Revised article published in Regional Science and Urban Economics 26, no. 3-4 (1996): 387-407. Reproduced here with permission from Elsevier Science.
This paper analyzes the pattern of house price appreciation in the Boston area from 1982 to 1994. The empirical results are consistent with the predictions of a standard urban model in which towns have a fixed set of amenities. The evidence suggests that changes in the cross-sectional pattern of house prices are related to differences in manufacturing employment, demographics, new construction, proximity to the downtown, and to aggregate school enrollments.
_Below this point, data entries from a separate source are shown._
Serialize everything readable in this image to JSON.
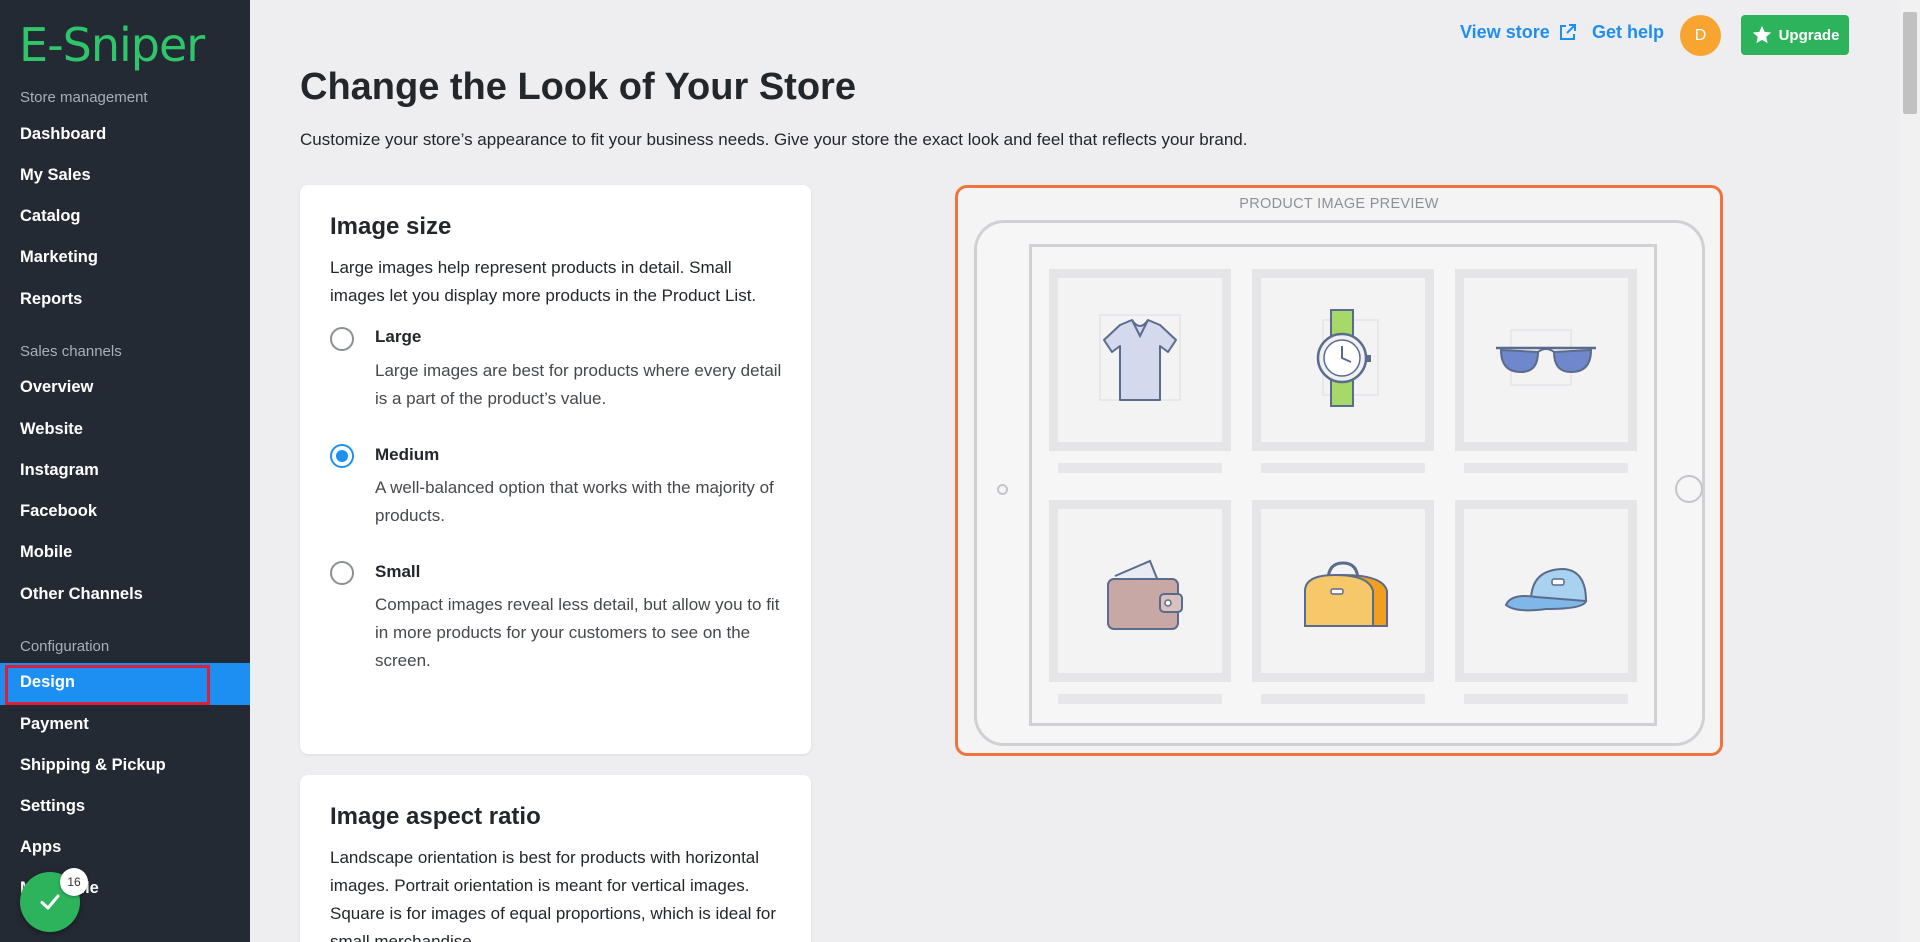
{
  "app": {
    "logo": "E-Sniper"
  },
  "sidebar": {
    "sections": {
      "store_management": "Store management",
      "sales_channels": "Sales channels",
      "configuration": "Configuration"
    },
    "items": [
      {
        "label": "Dashboard"
      },
      {
        "label": "My Sales"
      },
      {
        "label": "Catalog"
      },
      {
        "label": "Marketing"
      },
      {
        "label": "Reports"
      },
      {
        "label": "Overview"
      },
      {
        "label": "Website"
      },
      {
        "label": "Instagram"
      },
      {
        "label": "Facebook"
      },
      {
        "label": "Mobile"
      },
      {
        "label": "Other Channels"
      },
      {
        "label": "Design",
        "active": true
      },
      {
        "label": "Payment"
      },
      {
        "label": "Shipping & Pickup"
      },
      {
        "label": "Settings"
      },
      {
        "label": "Apps"
      },
      {
        "label": "My Profile"
      }
    ],
    "fab_badge": "16"
  },
  "topbar": {
    "view_store": "View store",
    "get_help": "Get help",
    "avatar_initial": "D",
    "upgrade": "Upgrade"
  },
  "main": {
    "title": "Change the Look of Your Store",
    "description": "Customize your store’s appearance to fit your business needs. Give your store the exact look and feel that reflects your brand.",
    "image_size": {
      "title": "Image size",
      "description": "Large images help represent products in detail. Small images let you display more products in the Product List.",
      "options": [
        {
          "label": "Large",
          "description": "Large images are best for products where every detail is a part of the product’s value.",
          "checked": false
        },
        {
          "label": "Medium",
          "description": "A well-balanced option that works with the majority of products.",
          "checked": true
        },
        {
          "label": "Small",
          "description": "Compact images reveal less detail, but allow you to fit in more products for your customers to see on the screen.",
          "checked": false
        }
      ]
    },
    "aspect_ratio": {
      "title": "Image aspect ratio",
      "description": "Landscape orientation is best for products with horizontal images. Portrait orientation is meant for vertical images. Square is for images of equal proportions, which is ideal for small merchandise."
    },
    "preview": {
      "label": "PRODUCT IMAGE PREVIEW",
      "products": [
        "t-shirt-icon",
        "watch-icon",
        "sunglasses-icon",
        "wallet-icon",
        "bag-icon",
        "cap-icon"
      ]
    }
  },
  "colors": {
    "sidebar_bg": "#242a33",
    "accent": "#1e8ff2",
    "brand_green": "#2fc56b",
    "preview_border": "#f0733d",
    "avatar": "#f7a530"
  }
}
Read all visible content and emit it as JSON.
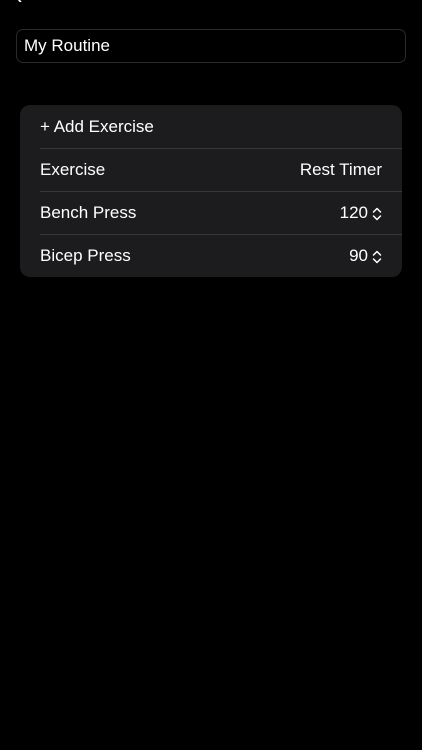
{
  "routine": {
    "name": "My Routine"
  },
  "add_exercise": {
    "label": "+ Add Exercise"
  },
  "table": {
    "headers": {
      "exercise": "Exercise",
      "rest_timer": "Rest Timer"
    },
    "rows": [
      {
        "exercise": "Bench Press",
        "rest": "120"
      },
      {
        "exercise": "Bicep Press",
        "rest": "90"
      }
    ]
  },
  "colors": {
    "background": "#000000",
    "card": "#1c1c1e",
    "separator": "#38383a",
    "text": "#ffffff"
  },
  "icons": {
    "back": "chevron-left-icon",
    "stepper": "chevron-up-down-icon"
  }
}
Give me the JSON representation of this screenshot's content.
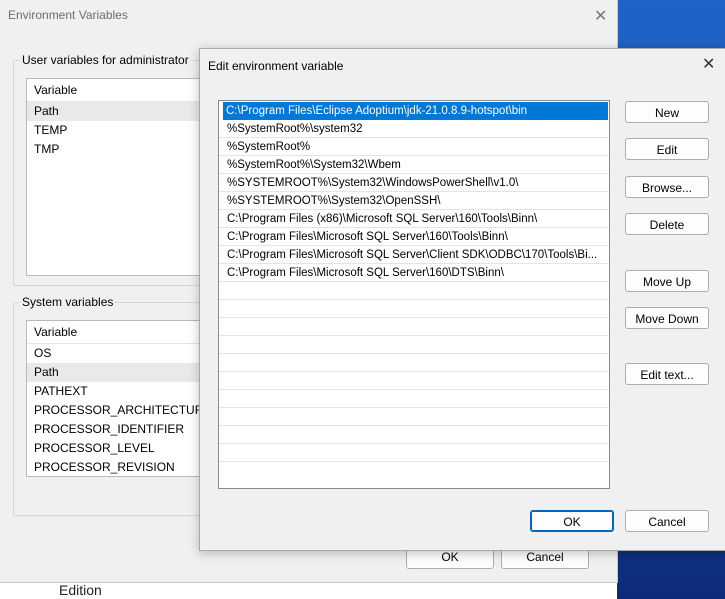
{
  "background_window": {
    "title": "Environment Variables",
    "user_group_label": "User variables for administrator",
    "user_vars": {
      "header": "Variable",
      "rows": [
        "Path",
        "TEMP",
        "TMP"
      ]
    },
    "system_group_label": "System variables",
    "system_vars": {
      "header": "Variable",
      "rows": [
        "OS",
        "Path",
        "PATHEXT",
        "PROCESSOR_ARCHITECTURE",
        "PROCESSOR_IDENTIFIER",
        "PROCESSOR_LEVEL",
        "PROCESSOR_REVISION"
      ]
    },
    "ok_label": "OK",
    "cancel_label": "Cancel"
  },
  "desktop": {
    "edition_text": "Edition"
  },
  "dialog": {
    "title": "Edit environment variable",
    "paths": [
      "C:\\Program Files\\Eclipse Adoptium\\jdk-21.0.8.9-hotspot\\bin",
      "%SystemRoot%\\system32",
      "%SystemRoot%",
      "%SystemRoot%\\System32\\Wbem",
      "%SYSTEMROOT%\\System32\\WindowsPowerShell\\v1.0\\",
      "%SYSTEMROOT%\\System32\\OpenSSH\\",
      "C:\\Program Files (x86)\\Microsoft SQL Server\\160\\Tools\\Binn\\",
      "C:\\Program Files\\Microsoft SQL Server\\160\\Tools\\Binn\\",
      "C:\\Program Files\\Microsoft SQL Server\\Client SDK\\ODBC\\170\\Tools\\Bi...",
      "C:\\Program Files\\Microsoft SQL Server\\160\\DTS\\Binn\\"
    ],
    "buttons": {
      "new": "New",
      "edit": "Edit",
      "browse": "Browse...",
      "delete": "Delete",
      "move_up": "Move Up",
      "move_down": "Move Down",
      "edit_text": "Edit text...",
      "ok": "OK",
      "cancel": "Cancel"
    }
  }
}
These findings support the view that town amenities are not easily replicated or quickly adaptable to shifts in demand, even within a metropolitan area.
JEL classification codes: R12; R21